Every line of the material below should be output exactly as written, with the images skipped.

---------- Information given

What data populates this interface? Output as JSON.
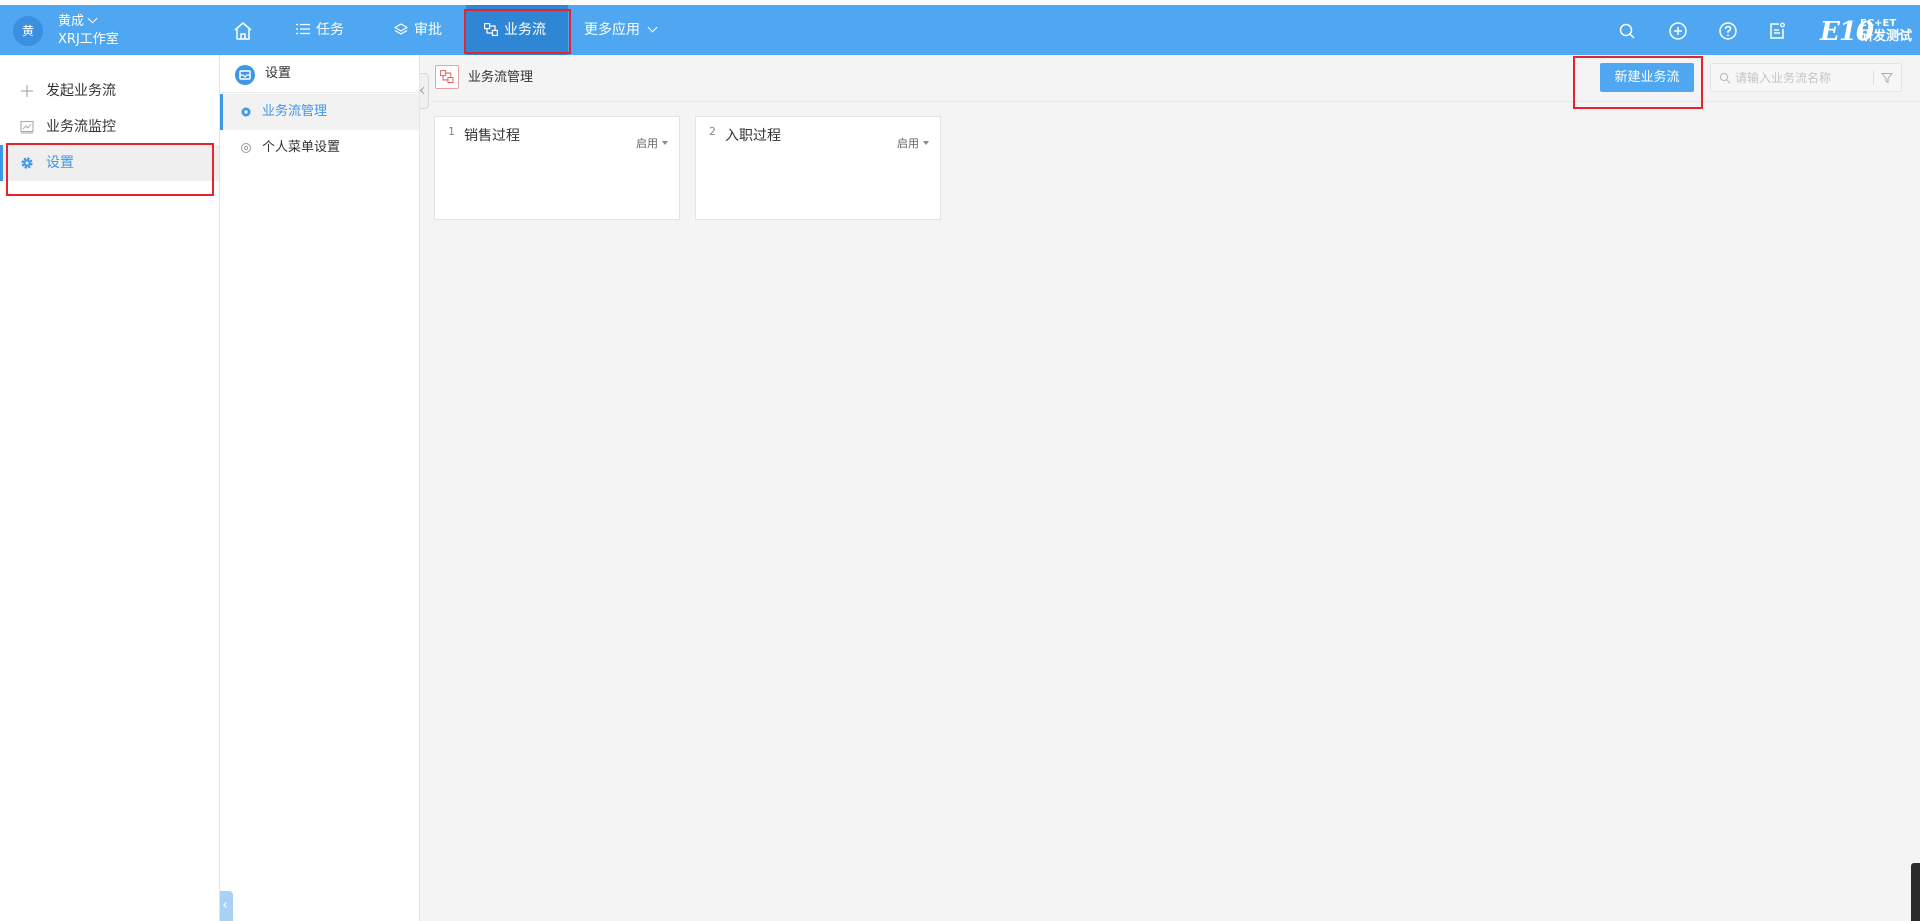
{
  "header": {
    "avatar_text": "黄",
    "user_name": "黄成",
    "org_name": "XRJ工作室",
    "nav": {
      "tasks": "任务",
      "approval": "审批",
      "workflow": "业务流",
      "more_apps": "更多应用"
    },
    "logo": {
      "main": "E10",
      "sup": "EC+ET",
      "sub": "研发测试"
    },
    "icons": [
      "home-icon",
      "list-icon",
      "layers-icon",
      "workflow-icon",
      "search-icon",
      "add-circle-icon",
      "help-icon",
      "notes-icon"
    ]
  },
  "sidebar": {
    "items": [
      {
        "label": "发起业务流",
        "icon": "plus-icon"
      },
      {
        "label": "业务流监控",
        "icon": "monitor-icon"
      },
      {
        "label": "设置",
        "icon": "gear-icon",
        "active": true
      }
    ]
  },
  "submenu": {
    "title": "设置",
    "items": [
      {
        "label": "业务流管理",
        "active": true
      },
      {
        "label": "个人菜单设置"
      }
    ]
  },
  "main": {
    "title": "业务流管理",
    "new_button": "新建业务流",
    "search_placeholder": "请输入业务流名称",
    "cards": [
      {
        "no": "1",
        "title": "销售过程",
        "status": "启用"
      },
      {
        "no": "2",
        "title": "入职过程",
        "status": "启用"
      }
    ]
  },
  "colors": {
    "header_bg": "#4ea7f0",
    "header_active": "#2f86d4",
    "accent": "#3f97e7",
    "highlight_box": "#e3262e",
    "page_bg": "#f4f4f4"
  }
}
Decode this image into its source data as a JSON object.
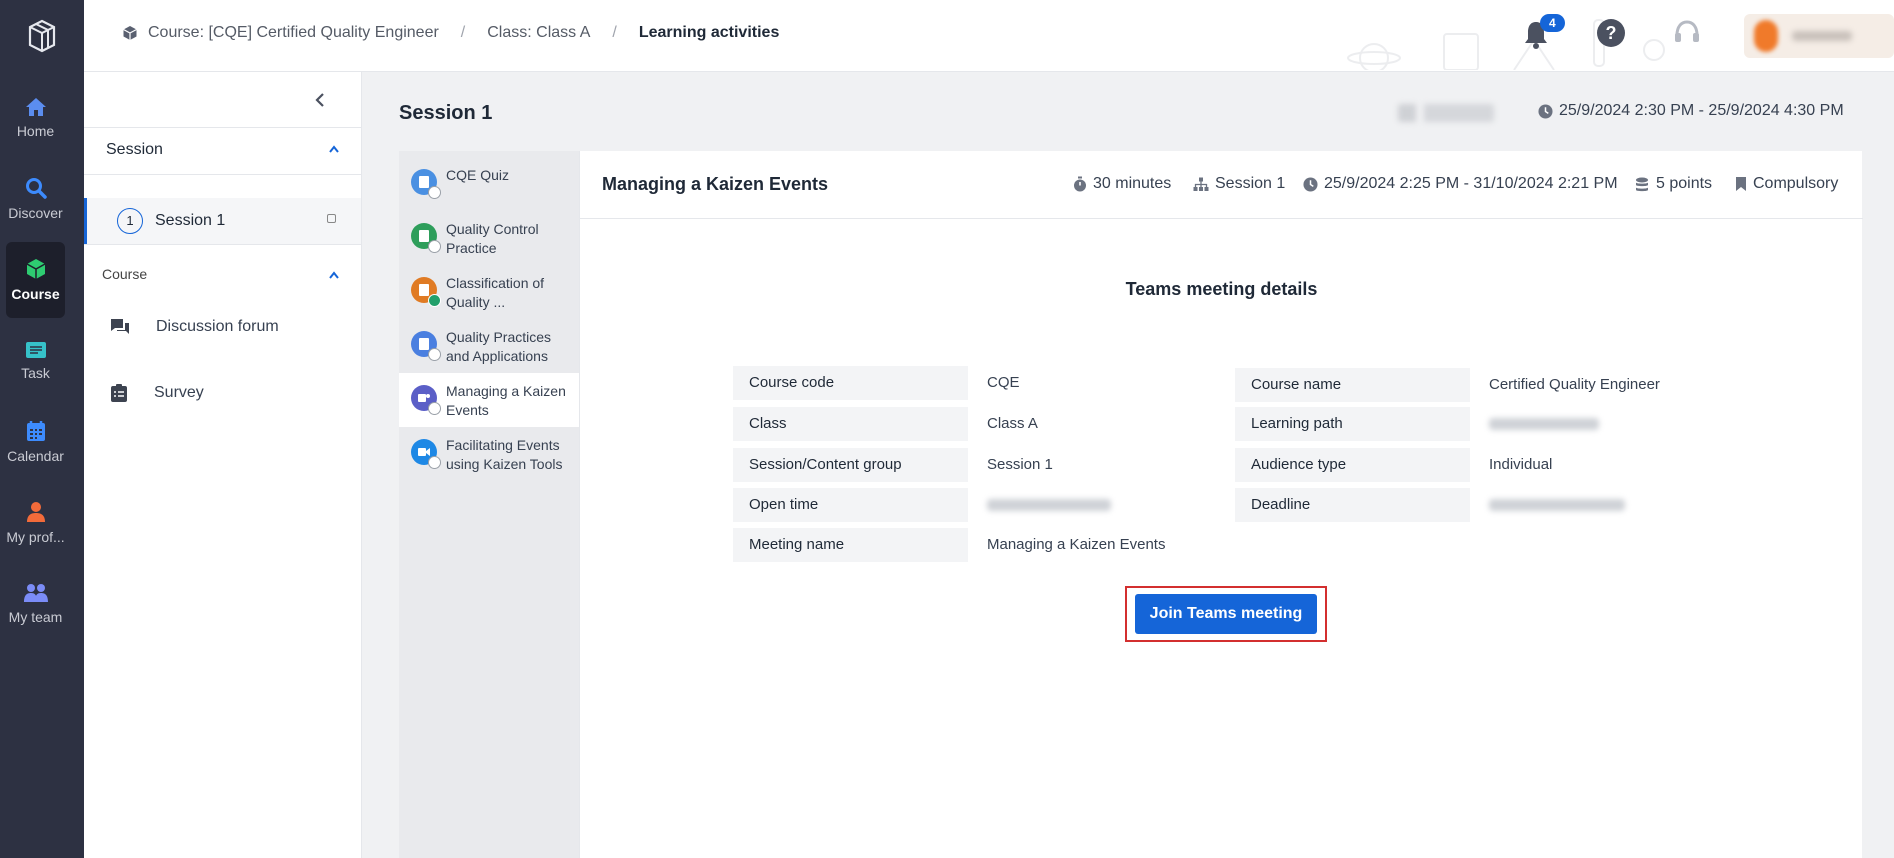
{
  "nav": {
    "items": [
      {
        "label": "Home",
        "icon": "home-icon",
        "color": "#5b8def"
      },
      {
        "label": "Discover",
        "icon": "search-icon",
        "color": "#3d8bfd"
      },
      {
        "label": "Course",
        "icon": "cube-icon",
        "color": "#2ecc71"
      },
      {
        "label": "Task",
        "icon": "task-icon",
        "color": "#36c2c9"
      },
      {
        "label": "Calendar",
        "icon": "calendar-icon",
        "color": "#3d8bfd"
      },
      {
        "label": "My prof...",
        "icon": "user-icon",
        "color": "#f26b3a"
      },
      {
        "label": "My team",
        "icon": "team-icon",
        "color": "#7b8cf7"
      }
    ]
  },
  "header": {
    "breadcrumb": [
      "Course: [CQE] Certified Quality Engineer",
      "Class: Class A",
      "Learning activities"
    ],
    "notification_count": "4"
  },
  "sidebar": {
    "session_heading": "Session",
    "session_item_number": "1",
    "session_item_label": "Session 1",
    "course_heading": "Course",
    "links": [
      "Discussion forum",
      "Survey"
    ]
  },
  "main": {
    "title": "Session 1",
    "session_time": "25/9/2024 2:30 PM - 25/9/2024 4:30 PM"
  },
  "activities": [
    {
      "label": "CQE Quiz",
      "color": "#4a90e2",
      "status": "pending"
    },
    {
      "label": "Quality Control Practice",
      "color": "#2e9e5b",
      "status": "pending"
    },
    {
      "label": "Classification of Quality ...",
      "color": "#e07b24",
      "status": "done"
    },
    {
      "label": "Quality Practices and Applications",
      "color": "#4a7fe0",
      "status": "pending"
    },
    {
      "label": "Managing a Kaizen Events",
      "color": "#5b5fc7",
      "status": "pending"
    },
    {
      "label": "Facilitating Events using Kaizen Tools",
      "color": "#1e88e5",
      "status": "pending"
    }
  ],
  "panel": {
    "title": "Managing a Kaizen Events",
    "duration": "30 minutes",
    "session": "Session 1",
    "period": "25/9/2024 2:25 PM - 31/10/2024 2:21 PM",
    "points": "5 points",
    "requirement": "Compulsory"
  },
  "teams": {
    "heading": "Teams meeting details",
    "rows_left": [
      {
        "label": "Course code",
        "value": "CQE"
      },
      {
        "label": "Class",
        "value": "Class A"
      },
      {
        "label": "Session/Content group",
        "value": "Session 1"
      },
      {
        "label": "Open time",
        "value": ""
      },
      {
        "label": "Meeting name",
        "value": "Managing a Kaizen Events"
      }
    ],
    "rows_right": [
      {
        "label": "Course name",
        "value": "Certified Quality Engineer"
      },
      {
        "label": "Learning path",
        "value": ""
      },
      {
        "label": "Audience type",
        "value": "Individual"
      },
      {
        "label": "Deadline",
        "value": ""
      }
    ],
    "join_button": "Join Teams meeting",
    "accent_color": "#1565d8",
    "highlight_color": "#d32f2f"
  }
}
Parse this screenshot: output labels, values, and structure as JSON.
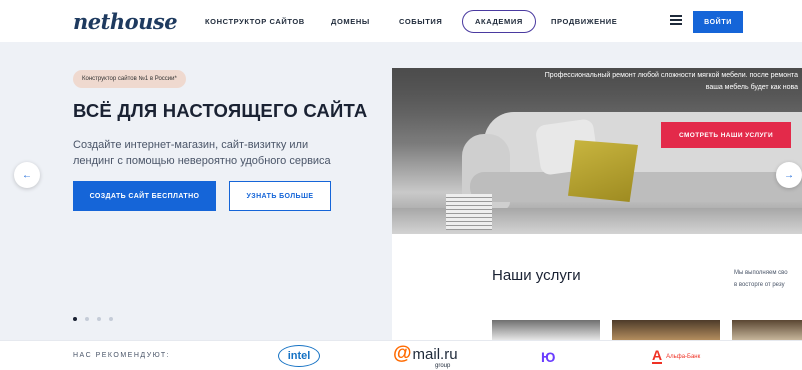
{
  "header": {
    "logo": "nethouse",
    "nav": [
      {
        "label": "КОНСТРУКТОР САЙТОВ"
      },
      {
        "label": "ДОМЕНЫ"
      },
      {
        "label": "СОБЫТИЯ"
      },
      {
        "label": "АКАДЕМИЯ"
      },
      {
        "label": "ПРОДВИЖЕНИЕ"
      }
    ],
    "menu_icon": "hamburger-icon",
    "login_label": "ВОЙТИ"
  },
  "hero": {
    "badge": "Конструктор сайтов №1 в России*",
    "title": "ВСЁ ДЛЯ НАСТОЯЩЕГО САЙТА",
    "subtitle": "Создайте интернет-магазин, сайт-визитку или лендинг с помощью невероятно удобного сервиса",
    "primary_button": "СОЗДАТЬ САЙТ БЕСПЛАТНО",
    "secondary_button": "УЗНАТЬ БОЛЬШЕ",
    "prev_icon": "arrow-left-icon",
    "next_icon": "arrow-right-icon",
    "slides_total": 4,
    "active_slide": 1
  },
  "preview": {
    "banner_text": "Профессиональный ремонт любой сложности мягкой мебели. после ремонта ваша мебель будет как нова",
    "banner_button": "СМОТРЕТЬ НАШИ УСЛУГИ",
    "services_title": "Наши услуги",
    "services_desc_1": "Мы выполняем сво",
    "services_desc_2": "в восторге от резу"
  },
  "partners": {
    "label": "НАС РЕКОМЕНДУЮТ:",
    "intel": "intel",
    "mail_at": "@",
    "mail_brand": "mail.ru",
    "mail_group": "group",
    "yo": "Ю",
    "alfa_letter": "А",
    "alfa_name": "Альфа-Банк"
  },
  "colors": {
    "accent_blue": "#1565d8",
    "accent_red": "#e32a4a",
    "hero_bg": "#eef1f6",
    "badge_bg": "#efd9cf"
  }
}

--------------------

> [Answer to the exercise]
What data populates this interface? Output as JSON.
{
  "header": {
    "avatar_text": "黄",
    "user_name": "黄成",
    "org_name": "XRJ工作室",
    "nav": {
      "tasks": "任务",
      "approval": "审批",
      "workflow": "业务流",
      "more_apps": "更多应用"
    },
    "logo": {
      "main": "E10",
      "sup": "EC+ET",
      "sub": "研发测试"
    },
    "icons": [
      "home-icon",
      "list-icon",
      "layers-icon",
      "workflow-icon",
      "search-icon",
      "add-circle-icon",
      "help-icon",
      "notes-icon"
    ]
  },
  "sidebar": {
    "items": [
      {
        "label": "发起业务流",
        "icon": "plus-icon"
      },
      {
        "label": "业务流监控",
        "icon": "monitor-icon"
      },
      {
        "label": "设置",
        "icon": "gear-icon",
        "active": true
      }
    ]
  },
  "submenu": {
    "title": "设置",
    "items": [
      {
        "label": "业务流管理",
        "active": true
      },
      {
        "label": "个人菜单设置"
      }
    ]
  },
  "main": {
    "title": "业务流管理",
    "new_button": "新建业务流",
    "search_placeholder": "请输入业务流名称",
    "cards": [
      {
        "no": "1",
        "title": "销售过程",
        "status": "启用"
      },
      {
        "no": "2",
        "title": "入职过程",
        "status": "启用"
      }
    ]
  },
  "colors": {
    "header_bg": "#4ea7f0",
    "header_active": "#2f86d4",
    "accent": "#3f97e7",
    "highlight_box": "#e3262e",
    "page_bg": "#f4f4f4"
  }
}
Decode this image into its source data as a JSON object.
{
  "nav": {
    "items": [
      {
        "label": "Home",
        "icon": "home-icon",
        "color": "#5b8def"
      },
      {
        "label": "Discover",
        "icon": "search-icon",
        "color": "#3d8bfd"
      },
      {
        "label": "Course",
        "icon": "cube-icon",
        "color": "#2ecc71"
      },
      {
        "label": "Task",
        "icon": "task-icon",
        "color": "#36c2c9"
      },
      {
        "label": "Calendar",
        "icon": "calendar-icon",
        "color": "#3d8bfd"
      },
      {
        "label": "My prof...",
        "icon": "user-icon",
        "color": "#f26b3a"
      },
      {
        "label": "My team",
        "icon": "team-icon",
        "color": "#7b8cf7"
      }
    ]
  },
  "header": {
    "breadcrumb": [
      "Course: [CQE] Certified Quality Engineer",
      "Class: Class A",
      "Learning activities"
    ],
    "notification_count": "4"
  },
  "sidebar": {
    "session_heading": "Session",
    "session_item_number": "1",
    "session_item_label": "Session 1",
    "course_heading": "Course",
    "links": [
      "Discussion forum",
      "Survey"
    ]
  },
  "main": {
    "title": "Session 1",
    "session_time": "25/9/2024 2:30 PM - 25/9/2024 4:30 PM"
  },
  "activities": [
    {
      "label": "CQE Quiz",
      "color": "#4a90e2",
      "status": "pending"
    },
    {
      "label": "Quality Control Practice",
      "color": "#2e9e5b",
      "status": "pending"
    },
    {
      "label": "Classification of Quality ...",
      "color": "#e07b24",
      "status": "done"
    },
    {
      "label": "Quality Practices and Applications",
      "color": "#4a7fe0",
      "status": "pending"
    },
    {
      "label": "Managing a Kaizen Events",
      "color": "#5b5fc7",
      "status": "pending"
    },
    {
      "label": "Facilitating Events using Kaizen Tools",
      "color": "#1e88e5",
      "status": "pending"
    }
  ],
  "panel": {
    "title": "Managing a Kaizen Events",
    "duration": "30 minutes",
    "session": "Session 1",
    "period": "25/9/2024 2:25 PM - 31/10/2024 2:21 PM",
    "points": "5 points",
    "requirement": "Compulsory"
  },
  "teams": {
    "heading": "Teams meeting details",
    "rows_left": [
      {
        "label": "Course code",
        "value": "CQE"
      },
      {
        "label": "Class",
        "value": "Class A"
      },
      {
        "label": "Session/Content group",
        "value": "Session 1"
      },
      {
        "label": "Open time",
        "value": ""
      },
      {
        "label": "Meeting name",
        "value": "Managing a Kaizen Events"
      }
    ],
    "rows_right": [
      {
        "label": "Course name",
        "value": "Certified Quality Engineer"
      },
      {
        "label": "Learning path",
        "value": ""
      },
      {
        "label": "Audience type",
        "value": "Individual"
      },
      {
        "label": "Deadline",
        "value": ""
      }
    ],
    "join_button": "Join Teams meeting",
    "accent_color": "#1565d8",
    "highlight_color": "#d32f2f"
  }
}
Parse this screenshot: output labels, values, and structure as JSON.
{
  "header": {
    "logo": "nethouse",
    "nav": [
      {
        "label": "КОНСТРУКТОР САЙТОВ"
      },
      {
        "label": "ДОМЕНЫ"
      },
      {
        "label": "СОБЫТИЯ"
      },
      {
        "label": "АКАДЕМИЯ"
      },
      {
        "label": "ПРОДВИЖЕНИЕ"
      }
    ],
    "menu_icon": "hamburger-icon",
    "login_label": "ВОЙТИ"
  },
  "hero": {
    "badge": "Конструктор сайтов №1 в России*",
    "title": "ВСЁ ДЛЯ НАСТОЯЩЕГО САЙТА",
    "subtitle": "Создайте интернет-магазин, сайт-визитку или лендинг с помощью невероятно удобного сервиса",
    "primary_button": "СОЗДАТЬ САЙТ БЕСПЛАТНО",
    "secondary_button": "УЗНАТЬ БОЛЬШЕ",
    "prev_icon": "arrow-left-icon",
    "next_icon": "arrow-right-icon",
    "slides_total": 4,
    "active_slide": 1
  },
  "preview": {
    "banner_text": "Профессиональный ремонт любой сложности мягкой мебели. после ремонта ваша мебель будет как нова",
    "banner_button": "СМОТРЕТЬ НАШИ УСЛУГИ",
    "services_title": "Наши услуги",
    "services_desc_1": "Мы выполняем сво",
    "services_desc_2": "в восторге от резу"
  },
  "partners": {
    "label": "НАС РЕКОМЕНДУЮТ:",
    "intel": "intel",
    "mail_at": "@",
    "mail_brand": "mail.ru",
    "mail_group": "group",
    "yo": "Ю",
    "alfa_letter": "А",
    "alfa_name": "Альфа-Банк"
  },
  "colors": {
    "accent_blue": "#1565d8",
    "accent_red": "#e32a4a",
    "hero_bg": "#eef1f6",
    "badge_bg": "#efd9cf"
  }
}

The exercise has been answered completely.